Subtle Brain Injury

This is a description for brain injuries at the most subtle end of the spectrum. Often the person will appear completely uninjured, only close friends and family will notice the cognitive and behavioural symptoms. Often the injured person is able to continue to work full time for months or even years before finally collapsing from cumulative fatigue.

There is no scan that is capable of detecting this subtle damage because it is usually too microscopic to be seen. Neuropsychological testing can be normal because the tests are poor at detecting damage to executive function which is often the area of the brain most greatly affected.

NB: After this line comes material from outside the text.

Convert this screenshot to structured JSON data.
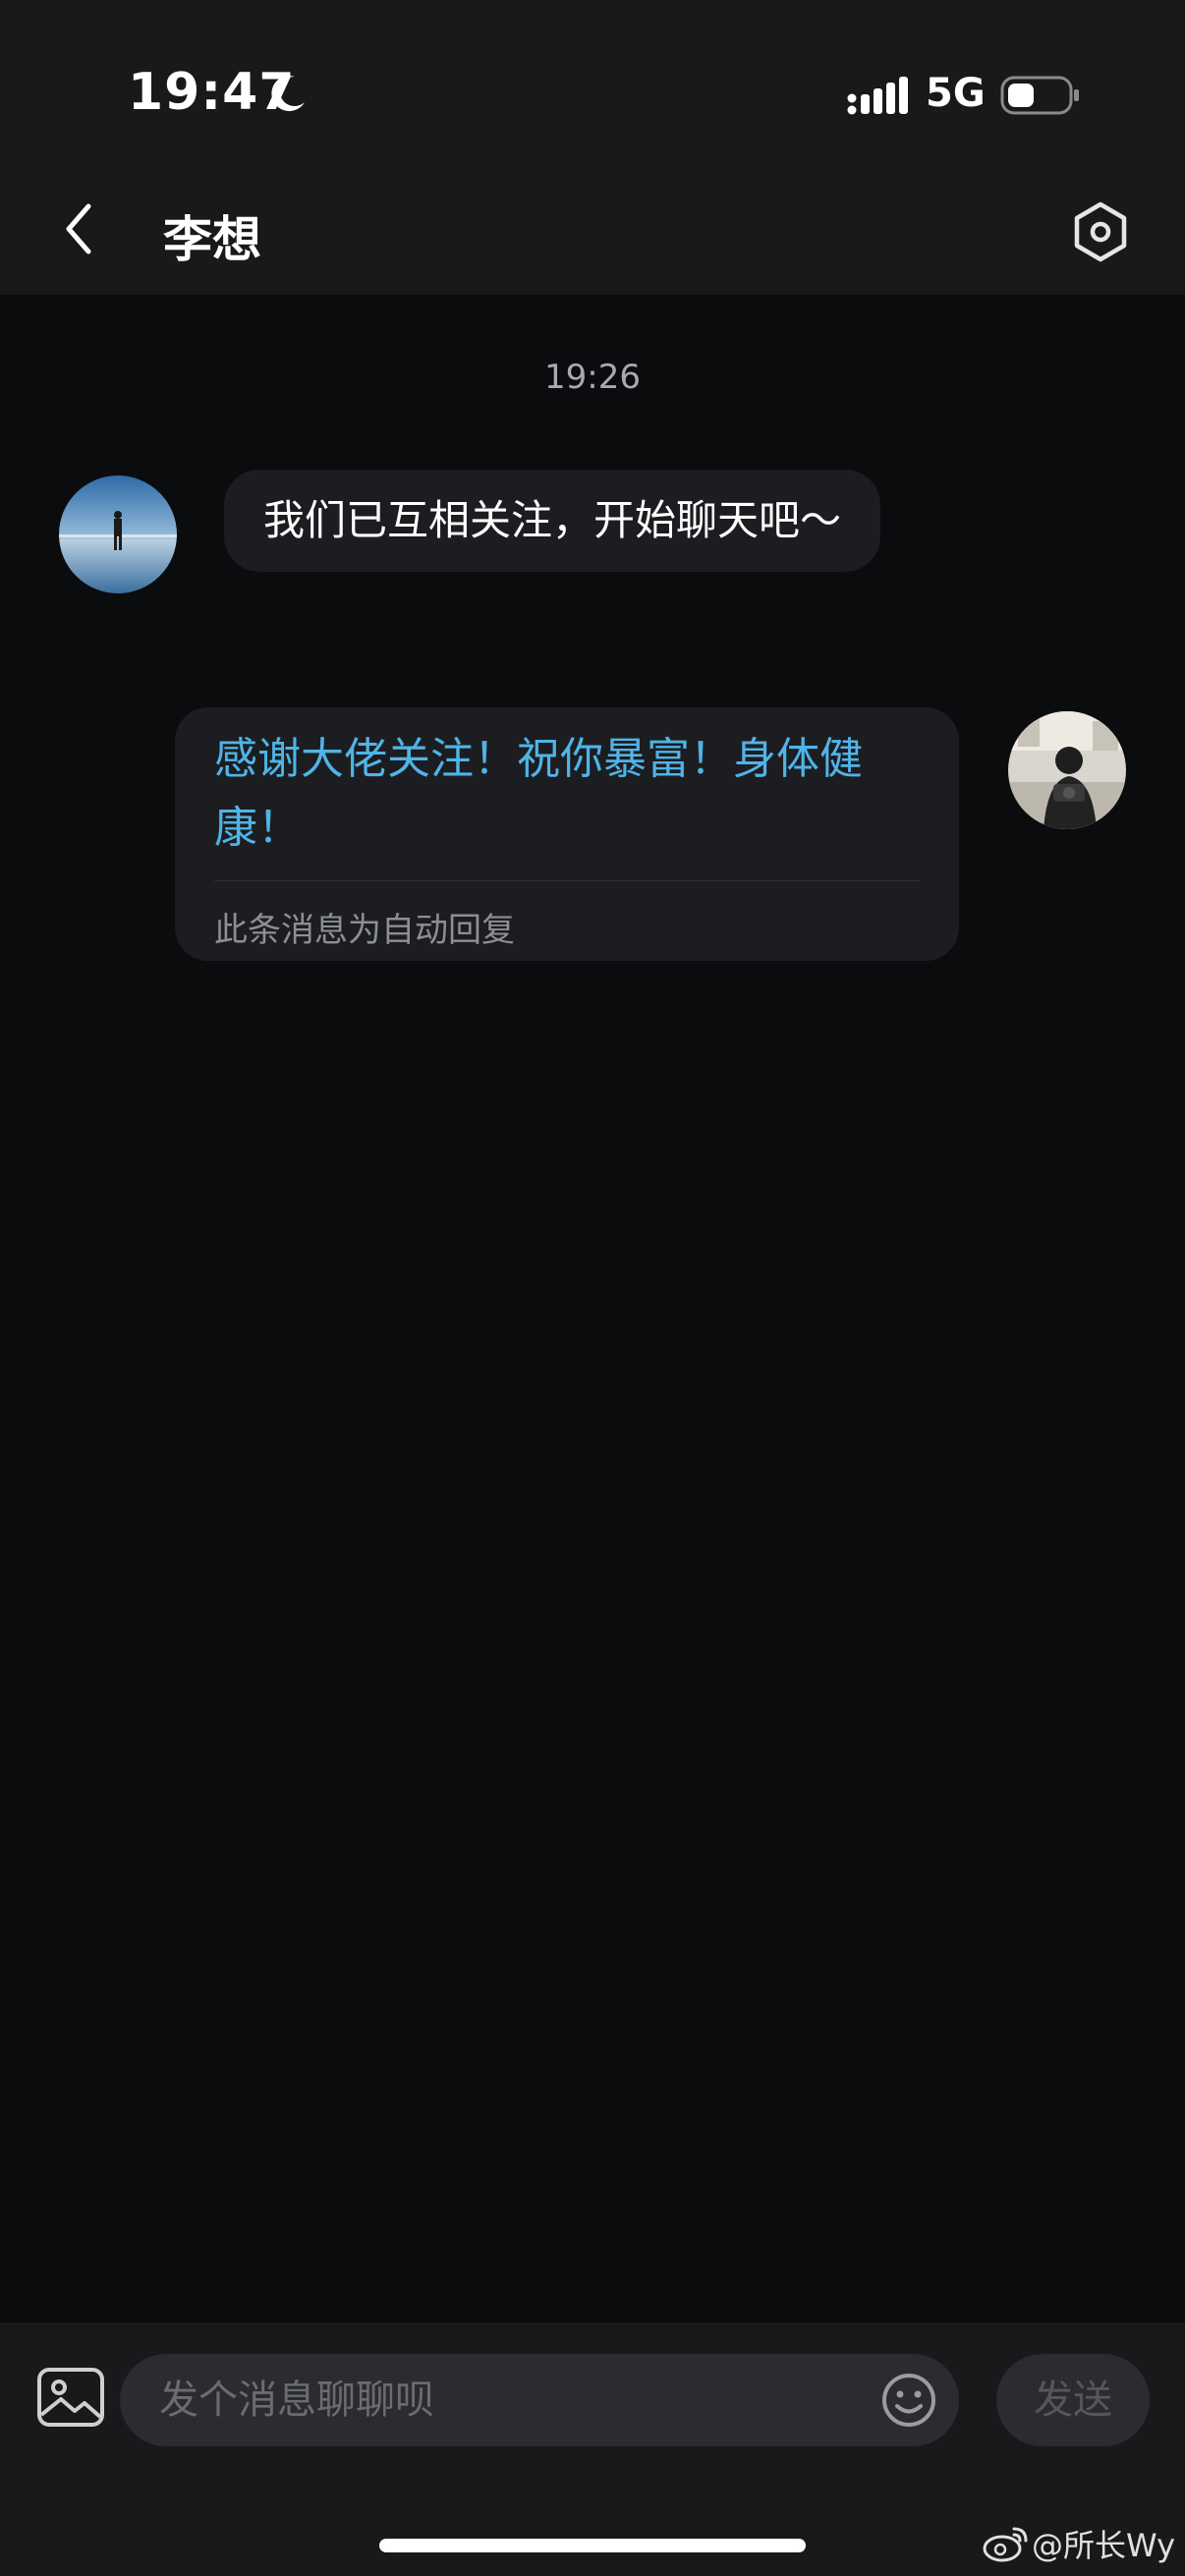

It is perhapsĀ of no surprise that these cases are so aggressively defended by insurers. In our experience their experts often perform substandard clinical examinations that enable them to conclude that there is nothing or very little wrong with the patient. We are very familiar with this approach and skilled in undermining substandard methodology where it is used.

What are the common symptoms of brain injury?

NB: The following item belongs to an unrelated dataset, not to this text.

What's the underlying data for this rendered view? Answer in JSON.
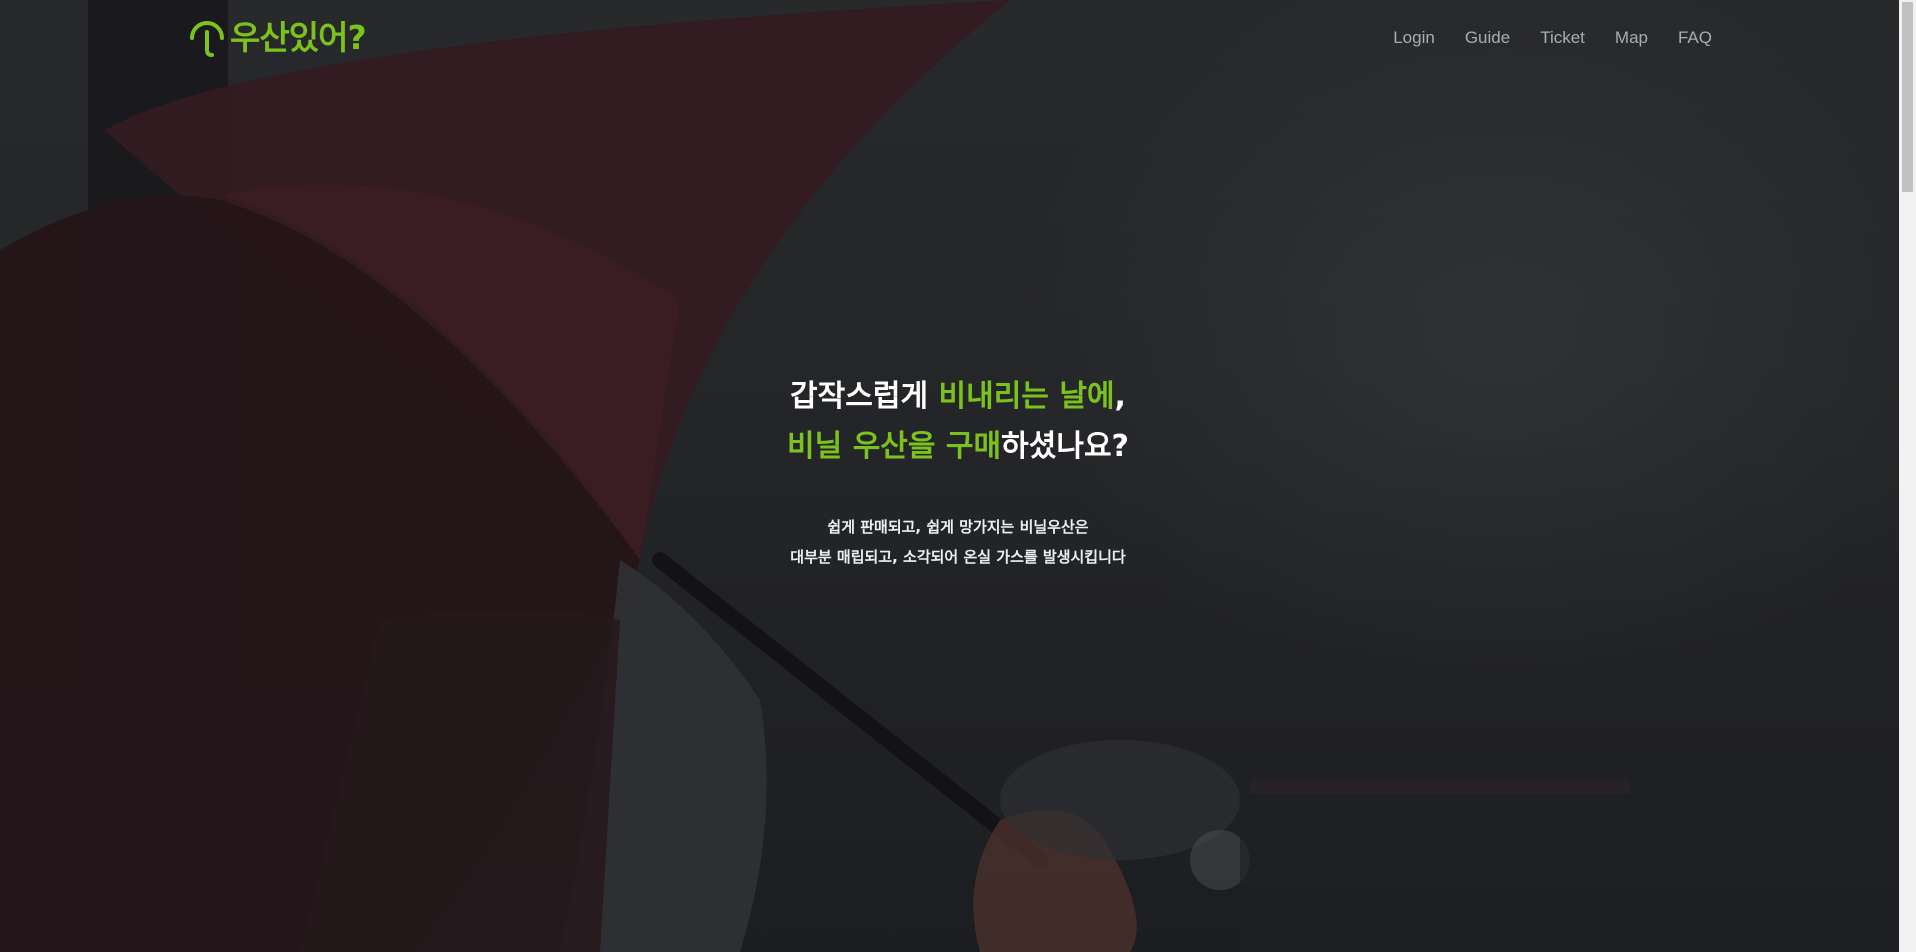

Cognitive Symptoms Emotional and Behavioural Symptoms Physical Symptoms
Short term memory Disinhibited temper Dizziness / sickness
Concentration Impulsive spending patterns Persistent headaches
Difficulty learning new information Disinhibited behaviour Persistent cumulative fatigue
Word finding / fluency Lack of insight Visual disturbance including light sensitivity
Difficulty multitasking Anxiety and depression Noise sensitivity
Difficulty problem solving Impulsivity Change in sense of smell or taste
Slower speed of thought Change in sexual drive / function Difficulty with fine coordination
Difficulty under pressure Loss of motivation

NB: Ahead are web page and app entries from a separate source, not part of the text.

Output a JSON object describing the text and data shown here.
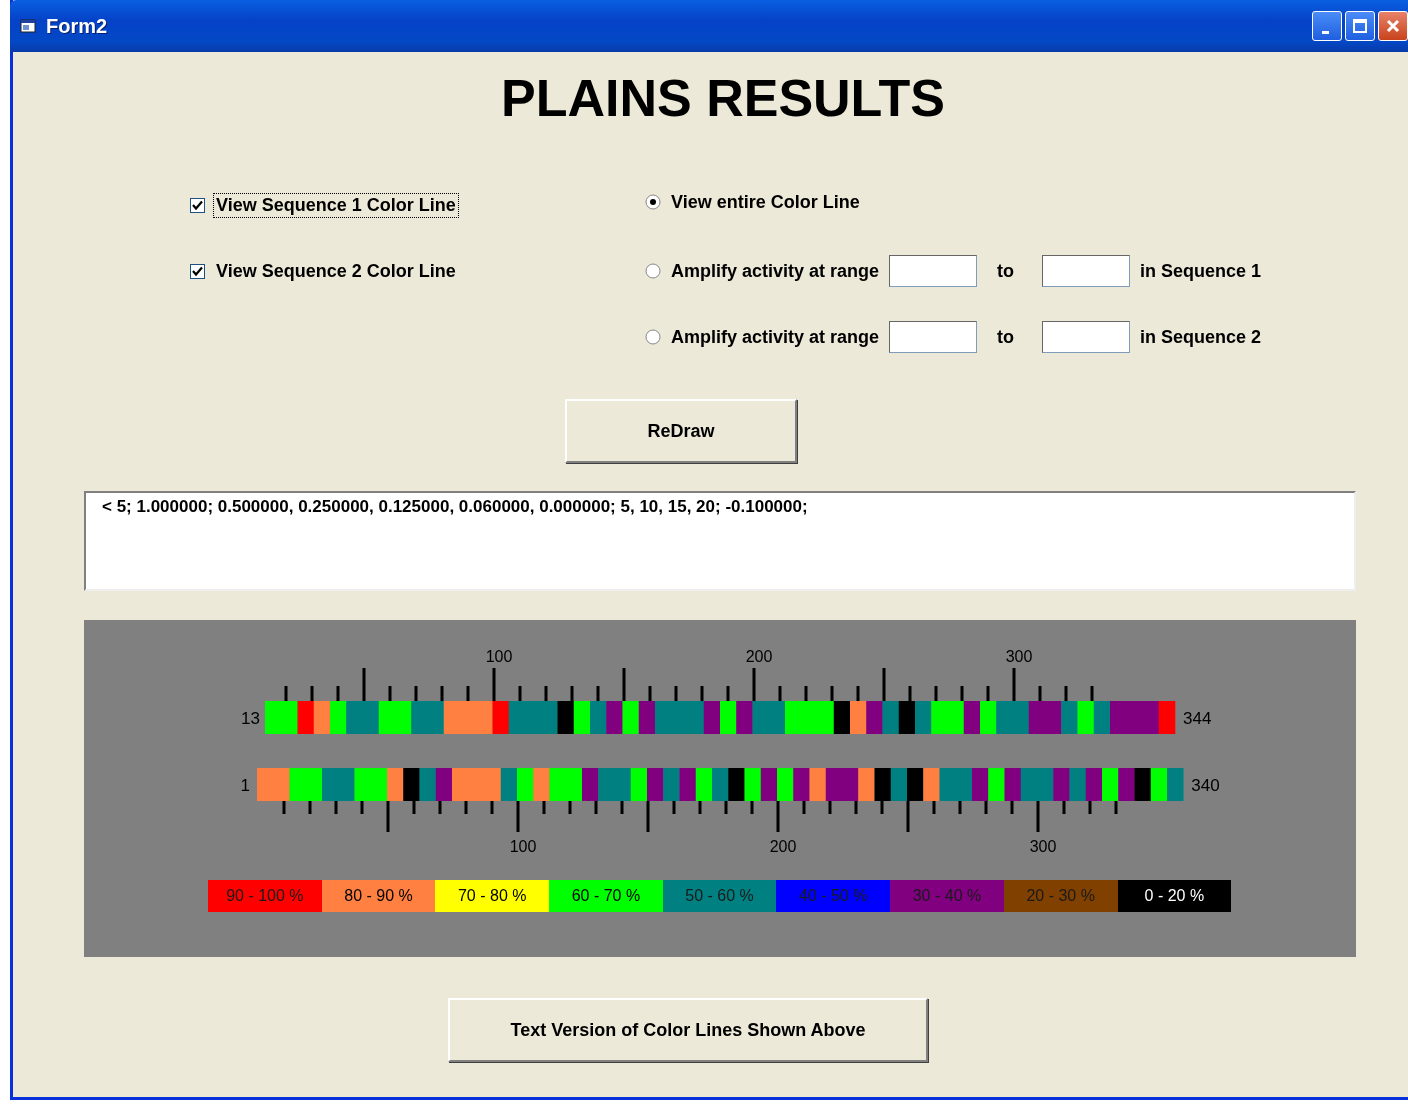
{
  "window": {
    "title": "Form2"
  },
  "heading": "PLAINS RESULTS",
  "checkboxes": [
    {
      "label": "View Sequence 1 Color Line",
      "checked": true,
      "focused": true
    },
    {
      "label": "View Sequence 2 Color Line",
      "checked": true,
      "focused": false
    }
  ],
  "view_options": [
    {
      "kind": "plain",
      "label": "View entire Color Line",
      "selected": true
    },
    {
      "kind": "range",
      "label": "Amplify activity at range",
      "to_label": "to",
      "suffix": "in Sequence 1",
      "selected": false
    },
    {
      "kind": "range",
      "label": "Amplify activity at range",
      "to_label": "to",
      "suffix": "in Sequence 2",
      "selected": false
    }
  ],
  "redraw_button": "ReDraw",
  "output_text": "< 5; 1.000000; 0.500000, 0.250000, 0.125000, 0.060000, 0.000000; 5, 10, 15, 20; -0.100000;",
  "color_lines": {
    "top_axis_labels": [
      "100",
      "200",
      "300"
    ],
    "bottom_axis_labels": [
      "100",
      "200",
      "300"
    ],
    "sequences": [
      {
        "start": "13",
        "end": "344",
        "units": [
          {
            "color": "#00ff00"
          },
          {
            "color": "#00ff00"
          },
          {
            "color": "#ff0000"
          },
          {
            "color": "#ff8040"
          },
          {
            "color": "#00ff00"
          },
          {
            "color": "#008080"
          },
          {
            "color": "#008080"
          },
          {
            "color": "#00ff00"
          },
          {
            "color": "#00ff00"
          },
          {
            "color": "#008080"
          },
          {
            "color": "#008080"
          },
          {
            "color": "#ff8040"
          },
          {
            "color": "#ff8040"
          },
          {
            "color": "#ff8040"
          },
          {
            "color": "#ff0000"
          },
          {
            "color": "#008080"
          },
          {
            "color": "#008080"
          },
          {
            "color": "#008080"
          },
          {
            "color": "#000000"
          },
          {
            "color": "#00ff00"
          },
          {
            "color": "#008080"
          },
          {
            "color": "#800080"
          },
          {
            "color": "#00ff00"
          },
          {
            "color": "#800080"
          },
          {
            "color": "#008080"
          },
          {
            "color": "#008080"
          },
          {
            "color": "#008080"
          },
          {
            "color": "#800080"
          },
          {
            "color": "#00ff00"
          },
          {
            "color": "#800080"
          },
          {
            "color": "#008080"
          },
          {
            "color": "#008080"
          },
          {
            "color": "#00ff00"
          },
          {
            "color": "#00ff00"
          },
          {
            "color": "#00ff00"
          },
          {
            "color": "#000000"
          },
          {
            "color": "#ff8040"
          },
          {
            "color": "#800080"
          },
          {
            "color": "#008080"
          },
          {
            "color": "#000000"
          },
          {
            "color": "#008080"
          },
          {
            "color": "#00ff00"
          },
          {
            "color": "#00ff00"
          },
          {
            "color": "#800080"
          },
          {
            "color": "#00ff00"
          },
          {
            "color": "#008080"
          },
          {
            "color": "#008080"
          },
          {
            "color": "#800080"
          },
          {
            "color": "#800080"
          },
          {
            "color": "#008080"
          },
          {
            "color": "#00ff00"
          },
          {
            "color": "#008080"
          },
          {
            "color": "#800080"
          },
          {
            "color": "#800080"
          },
          {
            "color": "#800080"
          },
          {
            "color": "#ff0000"
          }
        ]
      },
      {
        "start": "1",
        "end": "340",
        "units": [
          {
            "color": "#ff8040"
          },
          {
            "color": "#ff8040"
          },
          {
            "color": "#00ff00"
          },
          {
            "color": "#00ff00"
          },
          {
            "color": "#008080"
          },
          {
            "color": "#008080"
          },
          {
            "color": "#00ff00"
          },
          {
            "color": "#00ff00"
          },
          {
            "color": "#ff8040"
          },
          {
            "color": "#000000"
          },
          {
            "color": "#008080"
          },
          {
            "color": "#800080"
          },
          {
            "color": "#ff8040"
          },
          {
            "color": "#ff8040"
          },
          {
            "color": "#ff8040"
          },
          {
            "color": "#008080"
          },
          {
            "color": "#00ff00"
          },
          {
            "color": "#ff8040"
          },
          {
            "color": "#00ff00"
          },
          {
            "color": "#00ff00"
          },
          {
            "color": "#800080"
          },
          {
            "color": "#008080"
          },
          {
            "color": "#008080"
          },
          {
            "color": "#00ff00"
          },
          {
            "color": "#800080"
          },
          {
            "color": "#008080"
          },
          {
            "color": "#800080"
          },
          {
            "color": "#00ff00"
          },
          {
            "color": "#008080"
          },
          {
            "color": "#000000"
          },
          {
            "color": "#00ff00"
          },
          {
            "color": "#800080"
          },
          {
            "color": "#00ff00"
          },
          {
            "color": "#800080"
          },
          {
            "color": "#ff8040"
          },
          {
            "color": "#800080"
          },
          {
            "color": "#800080"
          },
          {
            "color": "#ff8040"
          },
          {
            "color": "#000000"
          },
          {
            "color": "#008080"
          },
          {
            "color": "#000000"
          },
          {
            "color": "#ff8040"
          },
          {
            "color": "#008080"
          },
          {
            "color": "#008080"
          },
          {
            "color": "#800080"
          },
          {
            "color": "#00ff00"
          },
          {
            "color": "#800080"
          },
          {
            "color": "#008080"
          },
          {
            "color": "#008080"
          },
          {
            "color": "#800080"
          },
          {
            "color": "#008080"
          },
          {
            "color": "#800080"
          },
          {
            "color": "#00ff00"
          },
          {
            "color": "#800080"
          },
          {
            "color": "#000000"
          },
          {
            "color": "#00ff00"
          },
          {
            "color": "#008080"
          }
        ]
      }
    ]
  },
  "legend": [
    {
      "label": "90 - 100 %",
      "color": "#ff0000"
    },
    {
      "label": "80 - 90 %",
      "color": "#ff8040"
    },
    {
      "label": "70 - 80 %",
      "color": "#ffff00"
    },
    {
      "label": "60 - 70 %",
      "color": "#00ff00"
    },
    {
      "label": "50 - 60 %",
      "color": "#008080"
    },
    {
      "label": "40 - 50 %",
      "color": "#0000ff"
    },
    {
      "label": "30 - 40 %",
      "color": "#800080"
    },
    {
      "label": "20 - 30 %",
      "color": "#804000"
    },
    {
      "label": "0 - 20 %",
      "color": "#000000"
    }
  ],
  "text_version_button": "Text Version of Color Lines Shown Above"
}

The above list is typical of the more subtle brain injuries. With the more severe injuries additional physical problems may present to include physical disability, significant speech problems and epilepsy.